What the task asks: Tally the lines in the entries where the string "cambios" appears, and write only the total.
** Opening Data for this exercise block **
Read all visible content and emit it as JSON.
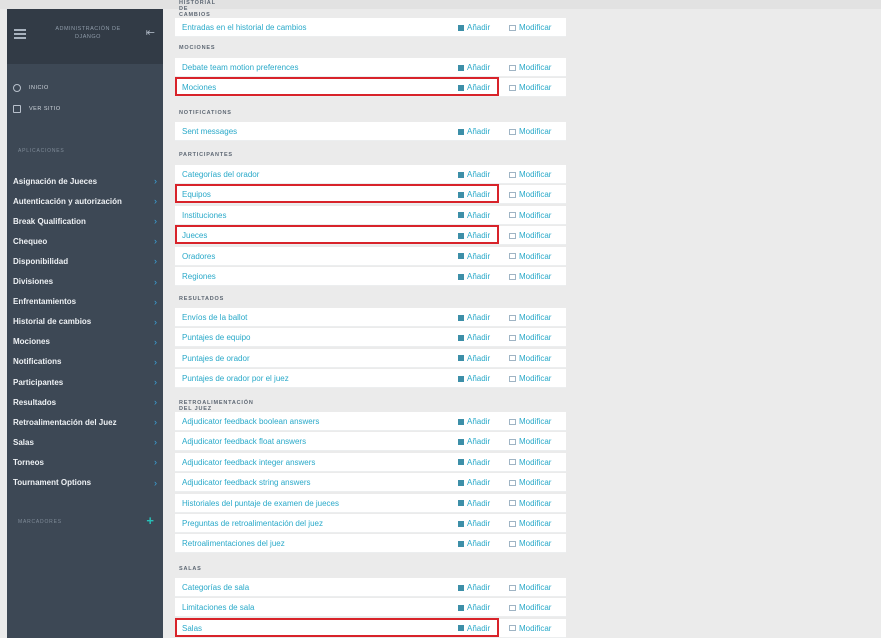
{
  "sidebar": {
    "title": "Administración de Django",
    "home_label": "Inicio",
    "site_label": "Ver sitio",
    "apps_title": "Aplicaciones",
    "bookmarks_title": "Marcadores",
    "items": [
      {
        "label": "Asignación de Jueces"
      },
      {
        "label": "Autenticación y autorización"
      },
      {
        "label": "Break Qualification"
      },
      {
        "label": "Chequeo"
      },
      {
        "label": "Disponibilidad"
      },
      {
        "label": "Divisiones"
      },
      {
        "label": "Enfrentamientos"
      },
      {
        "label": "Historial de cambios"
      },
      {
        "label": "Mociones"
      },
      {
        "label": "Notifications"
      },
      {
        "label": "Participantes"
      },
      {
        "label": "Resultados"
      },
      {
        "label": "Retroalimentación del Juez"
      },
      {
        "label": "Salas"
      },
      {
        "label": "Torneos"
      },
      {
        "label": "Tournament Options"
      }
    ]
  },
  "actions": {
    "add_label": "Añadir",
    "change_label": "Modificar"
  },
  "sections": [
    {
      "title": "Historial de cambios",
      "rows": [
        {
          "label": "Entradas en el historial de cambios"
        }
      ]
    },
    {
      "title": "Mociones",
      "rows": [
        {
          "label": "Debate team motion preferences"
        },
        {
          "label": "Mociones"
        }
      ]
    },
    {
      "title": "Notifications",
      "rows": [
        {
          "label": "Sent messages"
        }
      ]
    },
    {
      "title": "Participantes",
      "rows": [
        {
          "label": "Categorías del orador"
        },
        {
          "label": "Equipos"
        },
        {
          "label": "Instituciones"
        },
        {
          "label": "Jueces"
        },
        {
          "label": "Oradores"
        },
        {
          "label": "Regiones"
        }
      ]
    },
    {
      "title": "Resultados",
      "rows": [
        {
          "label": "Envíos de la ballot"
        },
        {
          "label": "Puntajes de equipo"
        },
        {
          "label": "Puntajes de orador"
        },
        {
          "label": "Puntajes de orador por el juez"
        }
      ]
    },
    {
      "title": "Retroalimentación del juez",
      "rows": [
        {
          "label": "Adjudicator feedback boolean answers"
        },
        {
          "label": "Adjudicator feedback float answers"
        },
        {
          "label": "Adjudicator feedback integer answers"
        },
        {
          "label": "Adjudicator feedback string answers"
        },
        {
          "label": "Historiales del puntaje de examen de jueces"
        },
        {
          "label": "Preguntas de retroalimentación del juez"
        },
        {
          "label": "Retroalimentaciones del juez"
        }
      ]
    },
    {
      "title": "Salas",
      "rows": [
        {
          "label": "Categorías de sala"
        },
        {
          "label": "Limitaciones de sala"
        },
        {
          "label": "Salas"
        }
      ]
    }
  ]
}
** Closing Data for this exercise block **
Response: 3